* _WORK REQUEST_
Nothing in the records may change when you print them out again.

Records drawn from a dataset
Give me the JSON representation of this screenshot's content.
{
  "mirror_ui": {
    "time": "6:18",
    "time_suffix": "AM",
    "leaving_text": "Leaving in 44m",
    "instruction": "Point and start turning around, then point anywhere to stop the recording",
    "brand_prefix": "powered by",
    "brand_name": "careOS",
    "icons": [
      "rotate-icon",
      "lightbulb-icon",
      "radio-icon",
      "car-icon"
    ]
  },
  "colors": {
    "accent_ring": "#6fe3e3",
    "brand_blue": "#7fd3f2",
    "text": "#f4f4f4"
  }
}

* _RESULT OF THIS TASK_
Give me the JSON representation of this screenshot's content.
{
  "mirror_ui": {
    "time": "6:18",
    "time_suffix": "AM",
    "leaving_text": "Leaving in 44m",
    "instruction": "Point and start turning around, then point anywhere to stop the recording",
    "brand_prefix": "powered by",
    "brand_name": "careOS",
    "icons": [
      "rotate-icon",
      "lightbulb-icon",
      "radio-icon",
      "car-icon"
    ]
  },
  "colors": {
    "accent_ring": "#6fe3e3",
    "brand_blue": "#7fd3f2",
    "text": "#f4f4f4"
  }
}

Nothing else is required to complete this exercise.